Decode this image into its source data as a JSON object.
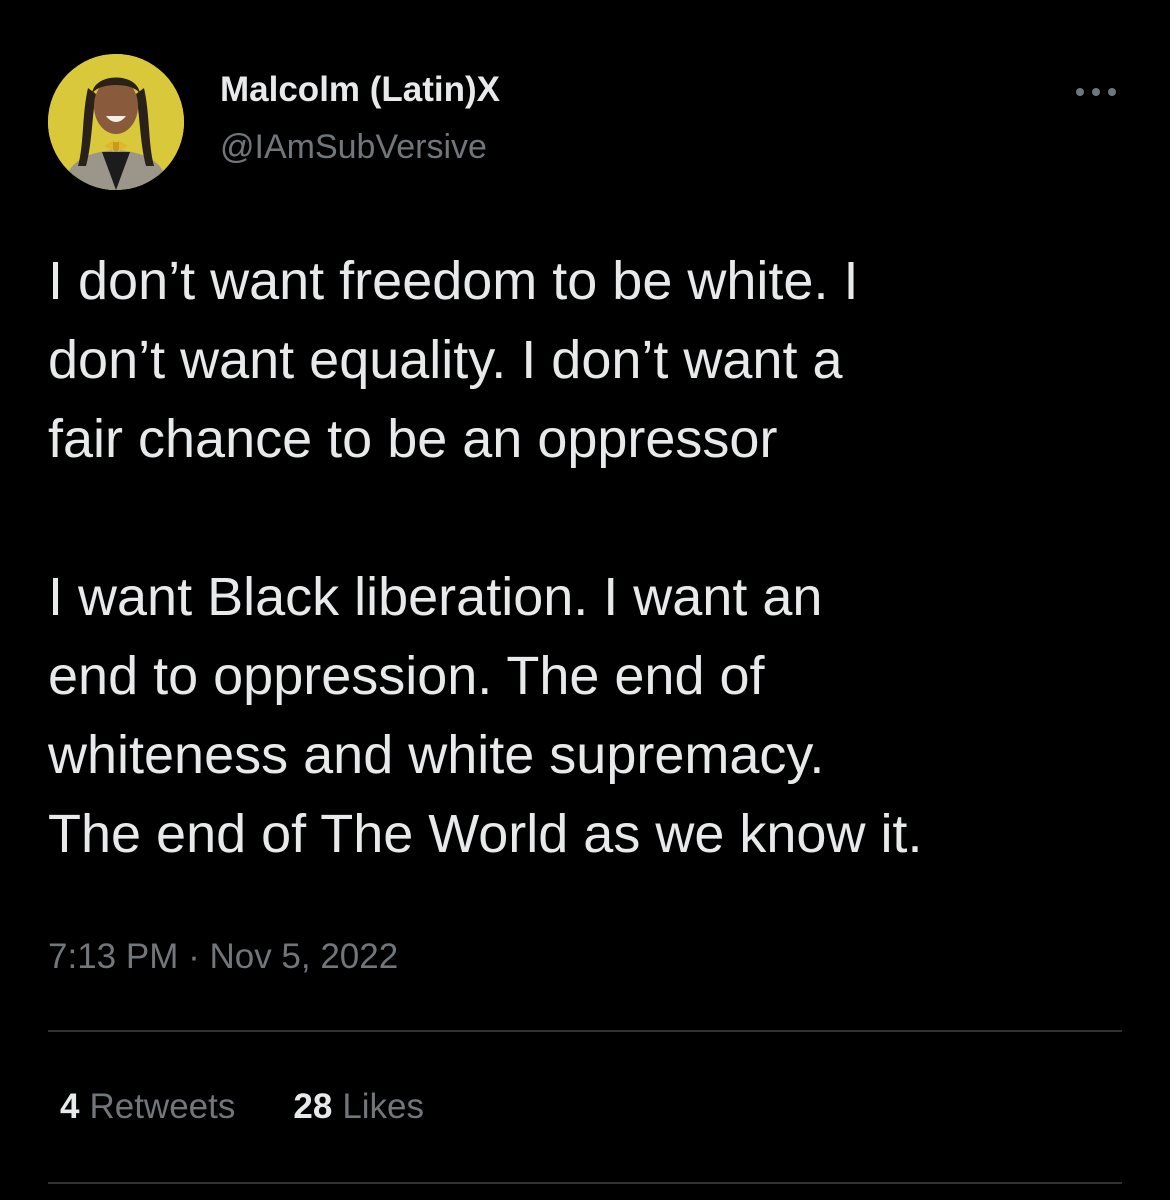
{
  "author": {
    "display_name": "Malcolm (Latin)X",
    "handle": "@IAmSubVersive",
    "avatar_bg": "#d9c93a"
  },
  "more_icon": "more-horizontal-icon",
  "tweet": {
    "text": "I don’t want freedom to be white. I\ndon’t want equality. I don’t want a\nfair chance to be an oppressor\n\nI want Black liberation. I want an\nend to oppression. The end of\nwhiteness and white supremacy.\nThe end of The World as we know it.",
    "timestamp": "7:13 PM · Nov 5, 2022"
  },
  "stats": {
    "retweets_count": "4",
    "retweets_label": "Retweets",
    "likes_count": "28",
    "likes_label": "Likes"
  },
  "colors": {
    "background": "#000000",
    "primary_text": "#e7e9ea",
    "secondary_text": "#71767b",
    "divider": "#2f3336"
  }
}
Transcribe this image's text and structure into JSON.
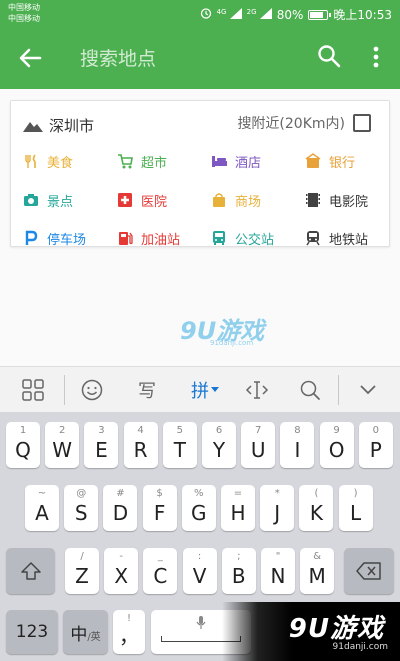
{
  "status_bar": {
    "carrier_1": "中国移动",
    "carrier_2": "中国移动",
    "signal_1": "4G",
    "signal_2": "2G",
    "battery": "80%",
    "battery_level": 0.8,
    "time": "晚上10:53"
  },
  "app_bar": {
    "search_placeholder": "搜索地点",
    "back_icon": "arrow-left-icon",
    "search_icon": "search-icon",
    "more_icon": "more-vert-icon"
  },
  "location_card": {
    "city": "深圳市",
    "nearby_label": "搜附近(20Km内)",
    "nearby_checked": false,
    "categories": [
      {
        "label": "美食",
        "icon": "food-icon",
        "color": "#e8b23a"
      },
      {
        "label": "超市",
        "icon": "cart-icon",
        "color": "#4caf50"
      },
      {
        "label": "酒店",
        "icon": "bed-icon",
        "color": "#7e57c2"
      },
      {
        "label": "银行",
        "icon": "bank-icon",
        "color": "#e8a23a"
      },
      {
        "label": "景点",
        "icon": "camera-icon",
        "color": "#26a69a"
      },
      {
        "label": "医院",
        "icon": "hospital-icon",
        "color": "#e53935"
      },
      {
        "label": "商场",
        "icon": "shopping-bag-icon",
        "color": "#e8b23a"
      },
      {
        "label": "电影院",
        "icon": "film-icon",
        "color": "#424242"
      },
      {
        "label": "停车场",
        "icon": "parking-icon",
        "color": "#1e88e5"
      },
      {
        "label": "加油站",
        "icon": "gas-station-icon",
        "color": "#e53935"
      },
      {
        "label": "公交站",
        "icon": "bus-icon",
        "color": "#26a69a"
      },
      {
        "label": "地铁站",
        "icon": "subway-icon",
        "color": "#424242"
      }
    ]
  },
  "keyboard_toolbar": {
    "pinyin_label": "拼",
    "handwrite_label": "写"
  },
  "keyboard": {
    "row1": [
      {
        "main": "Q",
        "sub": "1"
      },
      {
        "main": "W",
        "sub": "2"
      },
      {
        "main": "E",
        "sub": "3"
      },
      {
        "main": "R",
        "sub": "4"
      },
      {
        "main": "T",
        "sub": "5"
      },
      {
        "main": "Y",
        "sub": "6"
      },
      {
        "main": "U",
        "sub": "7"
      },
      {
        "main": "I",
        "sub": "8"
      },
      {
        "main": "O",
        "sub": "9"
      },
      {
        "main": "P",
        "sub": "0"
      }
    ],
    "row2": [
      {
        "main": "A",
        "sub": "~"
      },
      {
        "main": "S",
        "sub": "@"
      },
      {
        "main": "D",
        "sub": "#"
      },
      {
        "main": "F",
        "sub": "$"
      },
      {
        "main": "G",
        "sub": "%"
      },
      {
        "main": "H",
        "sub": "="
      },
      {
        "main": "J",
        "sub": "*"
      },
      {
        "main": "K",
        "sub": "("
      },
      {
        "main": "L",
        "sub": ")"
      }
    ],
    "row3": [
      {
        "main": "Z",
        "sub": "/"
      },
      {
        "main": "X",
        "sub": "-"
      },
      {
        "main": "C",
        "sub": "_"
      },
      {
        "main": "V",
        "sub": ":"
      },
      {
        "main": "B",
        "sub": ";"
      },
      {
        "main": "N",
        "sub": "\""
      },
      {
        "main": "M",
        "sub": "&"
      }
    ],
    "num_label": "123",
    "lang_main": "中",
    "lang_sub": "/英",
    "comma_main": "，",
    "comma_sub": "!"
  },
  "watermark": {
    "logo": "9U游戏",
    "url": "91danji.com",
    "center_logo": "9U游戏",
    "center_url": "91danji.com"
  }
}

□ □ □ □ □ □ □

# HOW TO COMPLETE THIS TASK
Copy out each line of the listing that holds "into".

# RESPONSE
Decode this image into its source data as a JSON object.
Transcribe this image's text and structure into JSON.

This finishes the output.